Exercise input START
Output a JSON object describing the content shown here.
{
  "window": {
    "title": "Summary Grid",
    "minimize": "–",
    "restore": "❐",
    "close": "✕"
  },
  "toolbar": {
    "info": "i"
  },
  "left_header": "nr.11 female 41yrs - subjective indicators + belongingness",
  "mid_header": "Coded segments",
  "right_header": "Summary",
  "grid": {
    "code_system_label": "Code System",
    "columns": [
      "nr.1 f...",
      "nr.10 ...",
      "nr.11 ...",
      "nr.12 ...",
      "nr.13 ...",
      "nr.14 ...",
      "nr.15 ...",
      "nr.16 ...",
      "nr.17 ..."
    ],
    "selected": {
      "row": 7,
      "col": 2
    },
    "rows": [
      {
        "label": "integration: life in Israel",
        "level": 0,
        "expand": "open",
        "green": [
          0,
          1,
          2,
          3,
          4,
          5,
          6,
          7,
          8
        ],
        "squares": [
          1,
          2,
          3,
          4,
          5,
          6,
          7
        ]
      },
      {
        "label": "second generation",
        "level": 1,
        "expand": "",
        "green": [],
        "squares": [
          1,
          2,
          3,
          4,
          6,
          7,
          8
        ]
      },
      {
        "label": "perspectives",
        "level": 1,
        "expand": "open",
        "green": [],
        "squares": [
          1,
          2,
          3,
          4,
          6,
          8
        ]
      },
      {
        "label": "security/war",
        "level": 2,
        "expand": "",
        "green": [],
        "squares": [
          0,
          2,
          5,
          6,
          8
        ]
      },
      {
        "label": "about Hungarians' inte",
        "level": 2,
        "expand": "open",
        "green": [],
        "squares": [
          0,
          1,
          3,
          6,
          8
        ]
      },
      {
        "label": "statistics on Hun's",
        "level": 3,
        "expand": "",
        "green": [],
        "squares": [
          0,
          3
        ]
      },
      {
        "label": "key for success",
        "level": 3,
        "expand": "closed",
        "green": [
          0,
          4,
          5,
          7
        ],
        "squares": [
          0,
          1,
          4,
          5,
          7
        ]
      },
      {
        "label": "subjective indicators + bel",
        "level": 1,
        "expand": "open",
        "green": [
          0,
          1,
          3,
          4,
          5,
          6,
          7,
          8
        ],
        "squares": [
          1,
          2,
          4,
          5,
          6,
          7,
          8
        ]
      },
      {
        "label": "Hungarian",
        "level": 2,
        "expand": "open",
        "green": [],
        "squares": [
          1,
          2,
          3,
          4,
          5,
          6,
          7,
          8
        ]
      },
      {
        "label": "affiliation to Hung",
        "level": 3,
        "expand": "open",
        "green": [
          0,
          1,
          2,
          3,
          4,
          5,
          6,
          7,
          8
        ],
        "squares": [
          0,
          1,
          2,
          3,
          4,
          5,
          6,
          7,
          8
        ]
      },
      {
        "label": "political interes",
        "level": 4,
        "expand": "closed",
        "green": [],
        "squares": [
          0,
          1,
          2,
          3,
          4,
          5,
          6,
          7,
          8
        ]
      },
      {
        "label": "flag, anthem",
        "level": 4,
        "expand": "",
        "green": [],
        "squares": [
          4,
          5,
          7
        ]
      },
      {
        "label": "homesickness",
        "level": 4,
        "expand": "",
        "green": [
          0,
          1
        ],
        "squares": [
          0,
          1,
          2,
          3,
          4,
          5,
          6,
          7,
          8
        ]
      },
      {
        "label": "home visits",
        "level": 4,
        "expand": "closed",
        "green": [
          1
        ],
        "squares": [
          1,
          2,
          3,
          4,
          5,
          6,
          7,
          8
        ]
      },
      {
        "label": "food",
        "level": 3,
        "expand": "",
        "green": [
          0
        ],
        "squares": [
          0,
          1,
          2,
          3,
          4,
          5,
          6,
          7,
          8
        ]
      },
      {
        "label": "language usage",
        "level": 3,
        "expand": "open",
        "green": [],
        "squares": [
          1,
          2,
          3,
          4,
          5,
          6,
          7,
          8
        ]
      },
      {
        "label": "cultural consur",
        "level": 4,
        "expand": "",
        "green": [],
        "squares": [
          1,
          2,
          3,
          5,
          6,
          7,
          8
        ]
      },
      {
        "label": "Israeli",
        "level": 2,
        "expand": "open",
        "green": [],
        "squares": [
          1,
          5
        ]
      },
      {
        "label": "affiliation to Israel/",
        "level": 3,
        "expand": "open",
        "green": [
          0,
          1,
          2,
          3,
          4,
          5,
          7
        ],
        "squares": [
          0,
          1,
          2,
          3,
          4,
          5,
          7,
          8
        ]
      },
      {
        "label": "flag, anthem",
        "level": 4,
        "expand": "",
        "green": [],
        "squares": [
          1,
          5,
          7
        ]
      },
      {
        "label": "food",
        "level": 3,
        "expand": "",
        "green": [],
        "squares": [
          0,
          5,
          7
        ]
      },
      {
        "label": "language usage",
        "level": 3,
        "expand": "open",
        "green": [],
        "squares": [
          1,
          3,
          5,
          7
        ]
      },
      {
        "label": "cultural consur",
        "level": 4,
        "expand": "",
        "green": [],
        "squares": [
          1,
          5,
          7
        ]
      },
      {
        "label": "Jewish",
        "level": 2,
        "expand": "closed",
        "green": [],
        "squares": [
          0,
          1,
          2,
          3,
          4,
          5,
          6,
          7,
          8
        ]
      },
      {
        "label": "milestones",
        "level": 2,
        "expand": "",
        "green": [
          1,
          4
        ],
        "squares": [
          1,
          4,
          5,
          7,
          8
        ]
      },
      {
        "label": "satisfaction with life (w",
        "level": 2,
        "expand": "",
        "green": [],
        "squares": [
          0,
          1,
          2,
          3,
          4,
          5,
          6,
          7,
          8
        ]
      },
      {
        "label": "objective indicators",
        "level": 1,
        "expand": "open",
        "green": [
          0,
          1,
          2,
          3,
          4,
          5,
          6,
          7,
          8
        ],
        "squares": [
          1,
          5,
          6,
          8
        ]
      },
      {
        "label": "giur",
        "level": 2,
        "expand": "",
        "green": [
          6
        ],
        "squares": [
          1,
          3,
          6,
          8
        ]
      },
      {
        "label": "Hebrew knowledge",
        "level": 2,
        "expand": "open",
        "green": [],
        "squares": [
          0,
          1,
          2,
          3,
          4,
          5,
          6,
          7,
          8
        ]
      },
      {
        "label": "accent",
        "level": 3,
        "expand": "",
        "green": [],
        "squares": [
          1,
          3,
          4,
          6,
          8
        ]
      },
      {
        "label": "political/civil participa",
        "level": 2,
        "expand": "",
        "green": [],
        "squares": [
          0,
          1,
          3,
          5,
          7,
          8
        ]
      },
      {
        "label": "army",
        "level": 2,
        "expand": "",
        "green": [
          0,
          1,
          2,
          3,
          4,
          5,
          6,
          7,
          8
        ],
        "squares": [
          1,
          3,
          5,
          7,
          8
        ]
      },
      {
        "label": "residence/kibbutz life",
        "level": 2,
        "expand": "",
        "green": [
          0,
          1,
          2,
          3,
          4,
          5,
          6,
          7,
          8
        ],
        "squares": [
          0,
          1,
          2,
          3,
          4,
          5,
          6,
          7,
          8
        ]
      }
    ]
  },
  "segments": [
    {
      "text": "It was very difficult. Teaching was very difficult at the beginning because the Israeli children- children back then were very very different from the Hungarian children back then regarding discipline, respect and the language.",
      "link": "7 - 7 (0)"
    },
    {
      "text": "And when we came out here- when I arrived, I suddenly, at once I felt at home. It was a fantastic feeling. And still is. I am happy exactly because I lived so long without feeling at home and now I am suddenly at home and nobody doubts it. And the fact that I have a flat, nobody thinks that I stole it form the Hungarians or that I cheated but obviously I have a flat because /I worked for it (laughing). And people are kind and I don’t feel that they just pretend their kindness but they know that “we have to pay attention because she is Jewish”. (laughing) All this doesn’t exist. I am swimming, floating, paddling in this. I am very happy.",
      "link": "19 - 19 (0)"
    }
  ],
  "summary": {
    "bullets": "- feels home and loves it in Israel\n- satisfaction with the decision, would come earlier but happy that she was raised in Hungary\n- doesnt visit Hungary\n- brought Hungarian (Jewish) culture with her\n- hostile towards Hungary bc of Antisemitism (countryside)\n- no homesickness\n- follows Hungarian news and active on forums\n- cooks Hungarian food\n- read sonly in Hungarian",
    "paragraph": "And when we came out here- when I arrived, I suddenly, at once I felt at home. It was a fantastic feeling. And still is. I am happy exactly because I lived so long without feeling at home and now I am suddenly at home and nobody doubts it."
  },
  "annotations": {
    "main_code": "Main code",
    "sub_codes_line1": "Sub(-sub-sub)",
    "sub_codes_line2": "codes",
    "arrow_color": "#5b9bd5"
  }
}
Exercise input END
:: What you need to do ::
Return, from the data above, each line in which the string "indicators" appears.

:: Solution to this task ::
  "left_header": "nr.11 female 41yrs - subjective indicators + belongingness",
        "label": "subjective indicators + bel",
        "label": "objective indicators",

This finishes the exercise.